New site explains what all of those crazy credential letters mean
Long confused by the alphabet soup of designations after the names of financial advisors, consumers now have a reliable resource to help them determine which credentials are rigorous and offered by leading institutions, as well as credentials awarded for attendance at one-day seminars.
The American College in Bryn Mawr, PA has launched DesignationCheck.com, a Web site providing consumers with extended descriptions of the most common designations, tips on how to select a financial advisor, and search tools to help them find advisors with credentials well-regarded by regulators.
DesignationCheck.com includes full descriptions of many designations offered by several universities and institutions. The site also offers insight on educational and experience requirements, codes of ethics, examinations, continuing education requirements, enforcement, accreditation, and information about the conferring organization. Non-profit organizations that would like to have their credential listed may submit their request through the Feedback section on DesignationCheck.com.
Larry Barton, Ph.D., CAP, president and CEO of The American College, stated: "At any time, but especially now in an erratic economy, there is an inherent lack of trust in insurance and financial planners. While no credential such as a CPA or CLU guarantees superb advice, we know for a fact that those with these designations are more likely to ensure sound and unbiased planning and that they have completed a course of study that took years and numerous exams to complete.
"Unfortunately, there are over 300 financial designations available, and some can be completed in just one day of study," Barton said. Barton believes Congress should be encouraged to take action to prevent unlicensed and unchecked, for-profit companies from issuing certificates with initials that can confuse consumers.
"Advisors with advanced education such as ChFCs and CFP certificants are the kinds of professionals consumers should seek out," Barton adds. "This robust Web site includes a wide variety of industry credentials and will help consumers connect directly with knowledgeable and qualified financial advisors."
DesignationCheck.com also contains links to other resources, including those available from the Financial Industry Regulatory Authority (FINRA) and the American Institute of Certified Public Accountants (AICPA). The "10 Considerations for Choosing an Advisor" feature on the DesignationCheck Web site covers the questions consumers should be asking when they select an advisor, and the search feature helps consumers find a credentialed financial professional near them. The advisor search tool focuses on what the site describes as the Big Three financial planning marks: CLU (Chartered Life Underwriter), CFP (Certified Financial Planner) Certification (through a link to CFP Board's site), and ChFC (Chartered Financial Consultant). Another link on the site helps consumers locate a CPA with the Personal Financial Specialist (PFS) credential.

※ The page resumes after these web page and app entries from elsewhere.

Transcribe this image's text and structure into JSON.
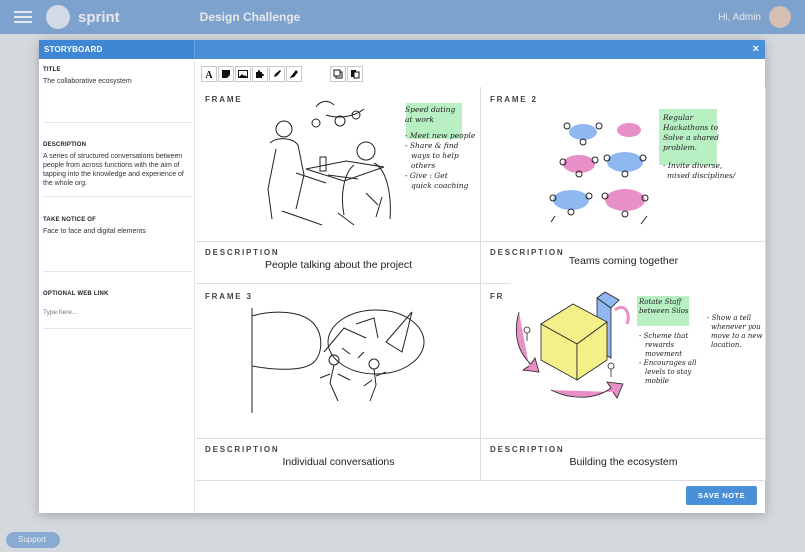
{
  "background": {
    "brand": "sprint",
    "title": "Design Challenge",
    "user": "Hi, Admin",
    "support": "Support"
  },
  "modal": {
    "title": "STORYBOARD",
    "close": "×"
  },
  "sidebar": {
    "title_label": "TITLE",
    "title_value": "The collaborative ecosystem",
    "description_label": "DESCRIPTION",
    "description_value": "A series of structured conversations between people from across functions with the aim of tapping into the knowledge and experience of the whole org.",
    "notice_label": "TAKE NOTICE OF",
    "notice_value": "Face to face and digital elements",
    "link_label": "OPTIONAL WEB LINK",
    "link_placeholder": "Type here..."
  },
  "frames": [
    {
      "label": "FRAME",
      "description_label": "DESCRIPTION",
      "description": "People talking about the project"
    },
    {
      "label": "FRAME 2",
      "description_label": "DESCRIPTION",
      "description": "Teams coming together"
    },
    {
      "label": "FRAME 3",
      "description_label": "DESCRIPTION",
      "description": "Individual conversations"
    },
    {
      "label": "FR",
      "description_label": "DESCRIPTION",
      "description": "Building the ecosystem"
    }
  ],
  "sketch_notes": {
    "f1": [
      "Speed dating",
      "at work",
      "- Meet new people",
      "- Share & find",
      "ways to help",
      "others",
      "- Give : Get",
      "quick coaching"
    ],
    "f2": [
      "Regular",
      "Hackathons to",
      "Solve a shared",
      "problem.",
      "- Invite diverse,",
      "mixed disciplines/"
    ],
    "f4a": [
      "Rotate Staff",
      "between Silos"
    ],
    "f4b": [
      "- Scheme that",
      "rewards",
      "movement",
      "- Encourages all",
      "levels to stay",
      "mobile"
    ],
    "f4c": [
      "- Show a tell",
      "whenever you",
      "move to a new",
      "location."
    ]
  },
  "colors": {
    "accent": "#4a90d9",
    "sticky": "#b8f0c4",
    "pink": "#e98fc8",
    "blue": "#8fb8f0",
    "yellow": "#f3f08a"
  },
  "actions": {
    "save_label": "SAVE NOTE"
  }
}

"While FINRA and a few other sites provide lists of popular designations, there is no other site that provides as much detailed information for consumers about what each credential represents," said Barton. "We believe it is critical for families to have this tool available free of charge so they are able to choose their advisors carefully and with full information about their qualifications."